Who’s scared of the Aussies anyway?
As the world's number one Test team, India have looked the part. Without three of their key men, they still prevailed in Bangalore. Australia and Ricky Ponting are left licking their wounds. I suspect it will also have a cascading effect on India's one-day fortunes.india Updated: Oct 14, 2010 00:13 IST
As the world's number one Test team, India have looked the part. Without three of their key men, they still prevailed in Bangalore. Australia and Ricky Ponting are left licking their wounds. I suspect it will also have a cascading effect on India's one-day fortunes.
Australia will wonder for long why they can't finish off from a position of strength in India. Look at Eden Gardens and Chennai on the 2001 tour; or at Mohali and Bangalore in the present series. In all these Tests, they roared at the start but whimpered in the end.
Australia are now a gift in the mouth for their opponents, or so some might want to believe. This result will give fresh hope to England, lying in wait for the Ashes.
Australia have faltered in situations where teams usually flourish in India. If you win the toss and bat big first up, you have the keys of the game. Australia won the toss in Mohali and Bangalore and posted scores in excess of 400 runs. They also didn't have to bat last. Yet, they have been flattened.
For two of the game's biggest century-makers, the fortunes couldn't have been more contrasting. Sachin Tendulkar and Ricky Ponting are the big boys of the centurions' club. Yet one has been left devastated. Ponting got three scores in excess of 70 but no hundred. Tendulkar had a double century in Bangalore and an equally telling role in Mohali.
Ponting will now leave these shores with just one century in all these years — and not a single win as skipper.
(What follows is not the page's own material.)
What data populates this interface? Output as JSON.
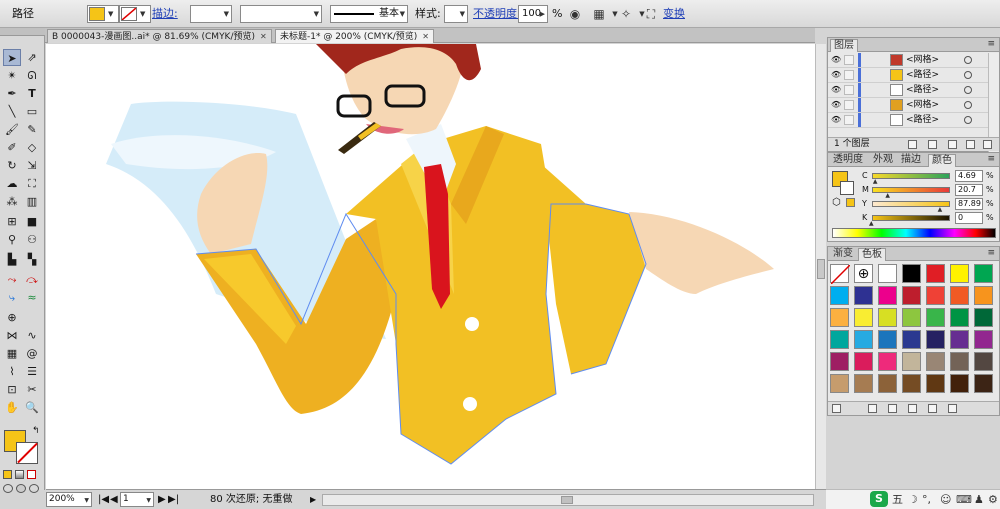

India were equally good in bowling. They might have struggled initially but once the sun drew out the moisture and the pitch - as well as outfield -dried up, Zaheer Khan and company managed ample reverse swing.
No less heartening was the blossoming of Pragyan Ojha. Indeed, the young guns have brought cheer to Indian cricket. Murali Vijay can lay stake to the No. 3 slot in the future.
For good measure, Cheteshwara Pujara was no less keyed up to push his own candidature in the second innings. He batted like a man who has seen this stage before. His body language and the way he went about his job was brilliant.
Amidst all this, let's not forget to take a bow to VVS Laxman and Ishant Sharma without whom Mohali was long gone. It's now for the younger set to keep the grin wide in the one-dayers.